_Task objective_
Each record below should be set down exactly.

_Exercise material_
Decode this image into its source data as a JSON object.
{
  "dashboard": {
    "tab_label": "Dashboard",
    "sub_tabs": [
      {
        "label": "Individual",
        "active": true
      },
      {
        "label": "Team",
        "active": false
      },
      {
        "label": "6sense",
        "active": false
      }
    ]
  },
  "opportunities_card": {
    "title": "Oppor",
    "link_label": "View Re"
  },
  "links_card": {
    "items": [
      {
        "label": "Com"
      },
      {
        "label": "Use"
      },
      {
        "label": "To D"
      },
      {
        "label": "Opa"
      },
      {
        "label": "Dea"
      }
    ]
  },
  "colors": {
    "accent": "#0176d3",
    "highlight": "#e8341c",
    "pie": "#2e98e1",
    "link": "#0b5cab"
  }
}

_Your response_
Decode this image into its source data as a JSON object.
{
  "dashboard": {
    "tab_label": "Dashboard",
    "sub_tabs": [
      {
        "label": "Individual",
        "active": true
      },
      {
        "label": "Team",
        "active": false
      },
      {
        "label": "6sense",
        "active": false
      }
    ]
  },
  "opportunities_card": {
    "title": "Oppor",
    "link_label": "View Re"
  },
  "links_card": {
    "items": [
      {
        "label": "Com"
      },
      {
        "label": "Use"
      },
      {
        "label": "To D"
      },
      {
        "label": "Opa"
      },
      {
        "label": "Dea"
      }
    ]
  },
  "colors": {
    "accent": "#0176d3",
    "highlight": "#e8341c",
    "pie": "#2e98e1",
    "link": "#0b5cab"
  }
}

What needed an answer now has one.